◆ Problem details ◆
Every line with the string "icon" should be copied from the data.

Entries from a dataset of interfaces
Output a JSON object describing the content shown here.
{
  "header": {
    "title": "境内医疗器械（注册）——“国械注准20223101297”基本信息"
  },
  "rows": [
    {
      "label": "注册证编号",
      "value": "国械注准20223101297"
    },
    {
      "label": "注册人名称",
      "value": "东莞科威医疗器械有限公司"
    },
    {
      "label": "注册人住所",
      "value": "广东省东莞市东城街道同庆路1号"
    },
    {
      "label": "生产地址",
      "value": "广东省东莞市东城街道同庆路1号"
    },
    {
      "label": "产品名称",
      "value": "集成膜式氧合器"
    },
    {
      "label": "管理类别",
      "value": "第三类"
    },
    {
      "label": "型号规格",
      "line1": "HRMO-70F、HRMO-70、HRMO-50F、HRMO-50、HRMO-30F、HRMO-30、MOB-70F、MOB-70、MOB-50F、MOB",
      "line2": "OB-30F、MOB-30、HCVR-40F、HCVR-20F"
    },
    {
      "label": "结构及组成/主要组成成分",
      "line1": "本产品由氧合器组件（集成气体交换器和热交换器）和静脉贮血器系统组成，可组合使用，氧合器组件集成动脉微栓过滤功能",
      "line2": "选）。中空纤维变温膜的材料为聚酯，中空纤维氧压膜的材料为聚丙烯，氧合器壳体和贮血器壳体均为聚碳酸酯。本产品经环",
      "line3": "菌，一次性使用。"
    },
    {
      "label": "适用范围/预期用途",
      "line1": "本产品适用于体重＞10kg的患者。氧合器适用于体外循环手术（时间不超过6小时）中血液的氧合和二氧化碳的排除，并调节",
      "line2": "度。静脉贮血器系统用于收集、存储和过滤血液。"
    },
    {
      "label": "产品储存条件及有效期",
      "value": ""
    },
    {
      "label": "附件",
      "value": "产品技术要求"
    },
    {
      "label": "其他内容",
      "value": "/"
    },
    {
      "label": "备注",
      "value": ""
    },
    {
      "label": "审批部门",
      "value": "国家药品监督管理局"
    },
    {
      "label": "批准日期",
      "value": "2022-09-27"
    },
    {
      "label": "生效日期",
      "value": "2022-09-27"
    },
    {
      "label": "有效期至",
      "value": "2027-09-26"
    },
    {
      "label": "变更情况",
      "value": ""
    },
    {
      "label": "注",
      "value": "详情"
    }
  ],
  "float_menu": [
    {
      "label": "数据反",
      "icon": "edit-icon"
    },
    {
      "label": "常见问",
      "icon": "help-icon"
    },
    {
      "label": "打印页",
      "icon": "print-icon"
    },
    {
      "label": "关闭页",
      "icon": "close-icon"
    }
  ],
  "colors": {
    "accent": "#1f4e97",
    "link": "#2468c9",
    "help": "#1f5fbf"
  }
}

◆ Final answer ◆
      "icon": "edit-icon"
      "icon": "help-icon"
      "icon": "print-icon"
      "icon": "close-icon"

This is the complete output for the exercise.